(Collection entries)
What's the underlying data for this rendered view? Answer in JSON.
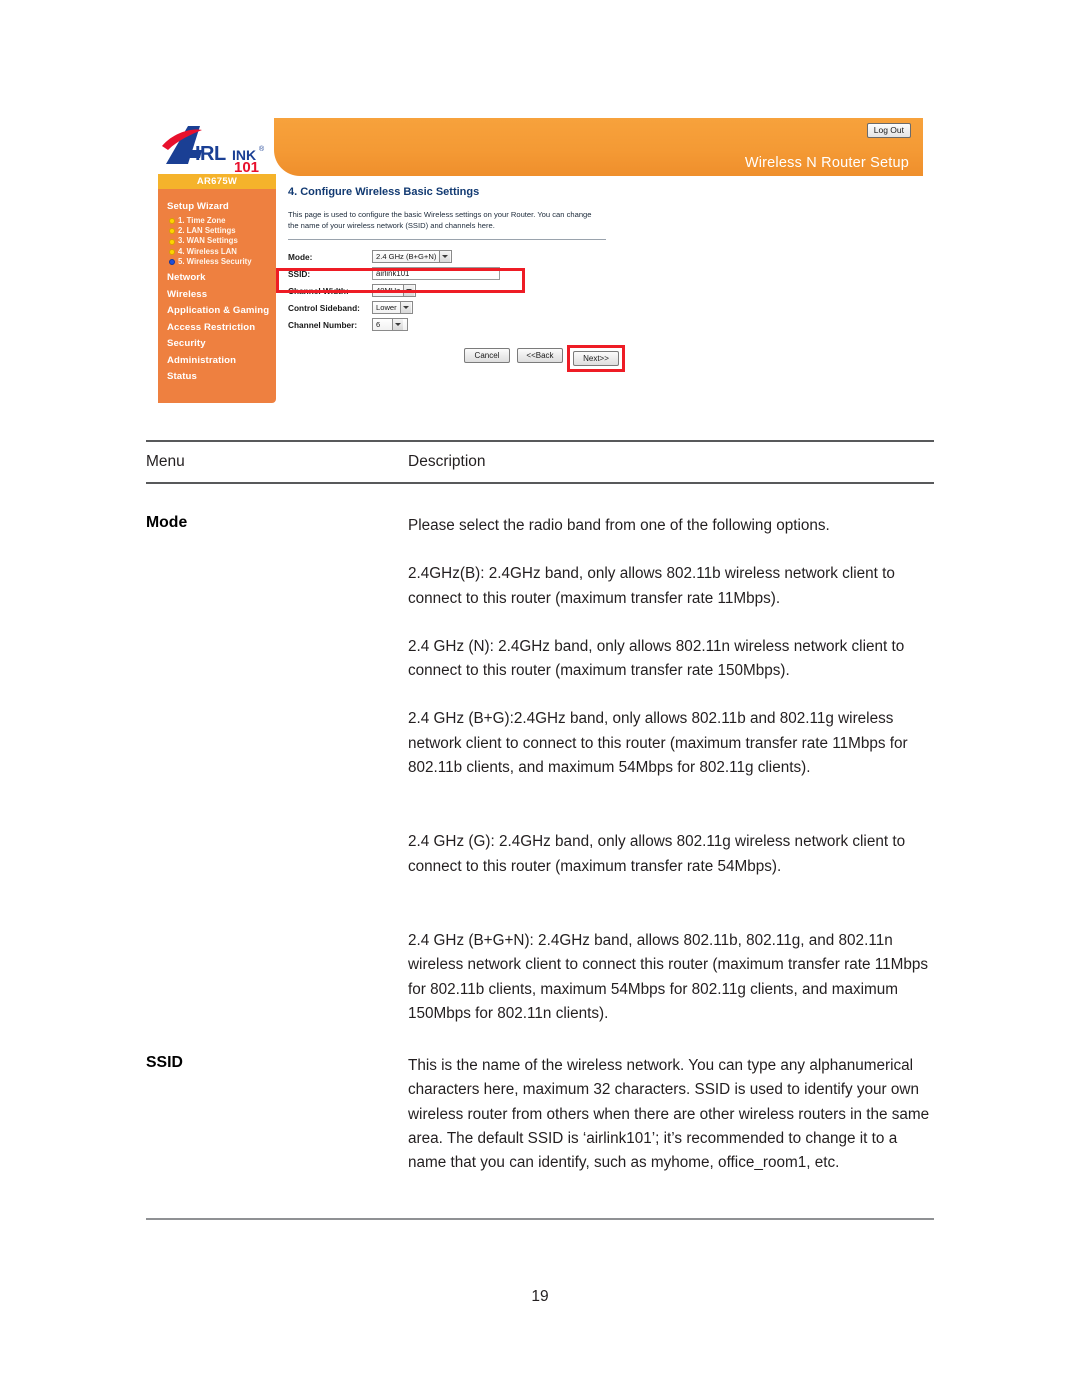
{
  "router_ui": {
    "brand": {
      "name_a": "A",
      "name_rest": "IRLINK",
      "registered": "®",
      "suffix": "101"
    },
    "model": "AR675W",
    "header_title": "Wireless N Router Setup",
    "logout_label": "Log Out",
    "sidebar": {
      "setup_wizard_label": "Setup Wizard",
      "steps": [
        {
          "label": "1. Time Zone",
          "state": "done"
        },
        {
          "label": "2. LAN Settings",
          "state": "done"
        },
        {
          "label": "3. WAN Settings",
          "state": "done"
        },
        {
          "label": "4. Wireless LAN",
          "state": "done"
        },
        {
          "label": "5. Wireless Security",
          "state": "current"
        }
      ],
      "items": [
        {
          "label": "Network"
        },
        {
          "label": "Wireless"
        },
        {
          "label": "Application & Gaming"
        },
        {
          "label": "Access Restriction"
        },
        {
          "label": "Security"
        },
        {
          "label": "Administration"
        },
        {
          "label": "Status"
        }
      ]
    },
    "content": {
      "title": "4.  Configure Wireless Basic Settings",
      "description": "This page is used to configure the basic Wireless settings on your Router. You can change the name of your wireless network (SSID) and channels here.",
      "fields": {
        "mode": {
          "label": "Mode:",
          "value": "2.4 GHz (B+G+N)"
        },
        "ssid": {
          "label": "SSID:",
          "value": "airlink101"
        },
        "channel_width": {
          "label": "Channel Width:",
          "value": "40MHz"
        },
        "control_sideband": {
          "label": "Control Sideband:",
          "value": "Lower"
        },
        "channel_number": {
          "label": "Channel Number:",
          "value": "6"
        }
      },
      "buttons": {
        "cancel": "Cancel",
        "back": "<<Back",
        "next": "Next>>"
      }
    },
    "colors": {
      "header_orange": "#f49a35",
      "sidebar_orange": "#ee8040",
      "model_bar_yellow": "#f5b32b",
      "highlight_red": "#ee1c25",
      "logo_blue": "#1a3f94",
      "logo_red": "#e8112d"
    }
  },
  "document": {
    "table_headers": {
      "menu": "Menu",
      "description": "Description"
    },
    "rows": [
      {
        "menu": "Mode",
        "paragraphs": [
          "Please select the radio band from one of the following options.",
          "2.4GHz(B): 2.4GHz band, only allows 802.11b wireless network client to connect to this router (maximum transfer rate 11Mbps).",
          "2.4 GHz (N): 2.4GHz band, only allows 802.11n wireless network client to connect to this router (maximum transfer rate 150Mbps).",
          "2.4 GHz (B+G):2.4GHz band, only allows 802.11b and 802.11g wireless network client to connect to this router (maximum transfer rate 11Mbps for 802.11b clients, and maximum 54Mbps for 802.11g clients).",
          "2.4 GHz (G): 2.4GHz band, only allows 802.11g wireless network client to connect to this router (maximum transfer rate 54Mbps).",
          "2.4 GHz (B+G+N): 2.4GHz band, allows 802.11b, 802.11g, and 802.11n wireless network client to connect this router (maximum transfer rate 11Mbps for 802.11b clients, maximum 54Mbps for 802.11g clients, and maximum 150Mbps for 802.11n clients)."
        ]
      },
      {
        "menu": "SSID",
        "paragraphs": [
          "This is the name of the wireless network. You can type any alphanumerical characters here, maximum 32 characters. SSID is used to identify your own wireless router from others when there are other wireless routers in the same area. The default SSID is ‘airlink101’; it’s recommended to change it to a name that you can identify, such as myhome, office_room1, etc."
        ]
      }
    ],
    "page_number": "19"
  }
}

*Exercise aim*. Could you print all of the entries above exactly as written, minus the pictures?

*Your solution*.
What's the underlying data for this rendered view? Answer in JSON.
{
  "router_ui": {
    "brand": {
      "name_a": "A",
      "name_rest": "IRLINK",
      "registered": "®",
      "suffix": "101"
    },
    "model": "AR675W",
    "header_title": "Wireless N Router Setup",
    "logout_label": "Log Out",
    "sidebar": {
      "setup_wizard_label": "Setup Wizard",
      "steps": [
        {
          "label": "1. Time Zone",
          "state": "done"
        },
        {
          "label": "2. LAN Settings",
          "state": "done"
        },
        {
          "label": "3. WAN Settings",
          "state": "done"
        },
        {
          "label": "4. Wireless LAN",
          "state": "done"
        },
        {
          "label": "5. Wireless Security",
          "state": "current"
        }
      ],
      "items": [
        {
          "label": "Network"
        },
        {
          "label": "Wireless"
        },
        {
          "label": "Application & Gaming"
        },
        {
          "label": "Access Restriction"
        },
        {
          "label": "Security"
        },
        {
          "label": "Administration"
        },
        {
          "label": "Status"
        }
      ]
    },
    "content": {
      "title": "4.  Configure Wireless Basic Settings",
      "description": "This page is used to configure the basic Wireless settings on your Router. You can change the name of your wireless network (SSID) and channels here.",
      "fields": {
        "mode": {
          "label": "Mode:",
          "value": "2.4 GHz (B+G+N)"
        },
        "ssid": {
          "label": "SSID:",
          "value": "airlink101"
        },
        "channel_width": {
          "label": "Channel Width:",
          "value": "40MHz"
        },
        "control_sideband": {
          "label": "Control Sideband:",
          "value": "Lower"
        },
        "channel_number": {
          "label": "Channel Number:",
          "value": "6"
        }
      },
      "buttons": {
        "cancel": "Cancel",
        "back": "<<Back",
        "next": "Next>>"
      }
    },
    "colors": {
      "header_orange": "#f49a35",
      "sidebar_orange": "#ee8040",
      "model_bar_yellow": "#f5b32b",
      "highlight_red": "#ee1c25",
      "logo_blue": "#1a3f94",
      "logo_red": "#e8112d"
    }
  },
  "document": {
    "table_headers": {
      "menu": "Menu",
      "description": "Description"
    },
    "rows": [
      {
        "menu": "Mode",
        "paragraphs": [
          "Please select the radio band from one of the following options.",
          "2.4GHz(B): 2.4GHz band, only allows 802.11b wireless network client to connect to this router (maximum transfer rate 11Mbps).",
          "2.4 GHz (N): 2.4GHz band, only allows 802.11n wireless network client to connect to this router (maximum transfer rate 150Mbps).",
          "2.4 GHz (B+G):2.4GHz band, only allows 802.11b and 802.11g wireless network client to connect to this router (maximum transfer rate 11Mbps for 802.11b clients, and maximum 54Mbps for 802.11g clients).",
          "2.4 GHz (G): 2.4GHz band, only allows 802.11g wireless network client to connect to this router (maximum transfer rate 54Mbps).",
          "2.4 GHz (B+G+N): 2.4GHz band, allows 802.11b, 802.11g, and 802.11n wireless network client to connect this router (maximum transfer rate 11Mbps for 802.11b clients, maximum 54Mbps for 802.11g clients, and maximum 150Mbps for 802.11n clients)."
        ]
      },
      {
        "menu": "SSID",
        "paragraphs": [
          "This is the name of the wireless network. You can type any alphanumerical characters here, maximum 32 characters. SSID is used to identify your own wireless router from others when there are other wireless routers in the same area. The default SSID is ‘airlink101’; it’s recommended to change it to a name that you can identify, such as myhome, office_room1, etc."
        ]
      }
    ],
    "page_number": "19"
  }
}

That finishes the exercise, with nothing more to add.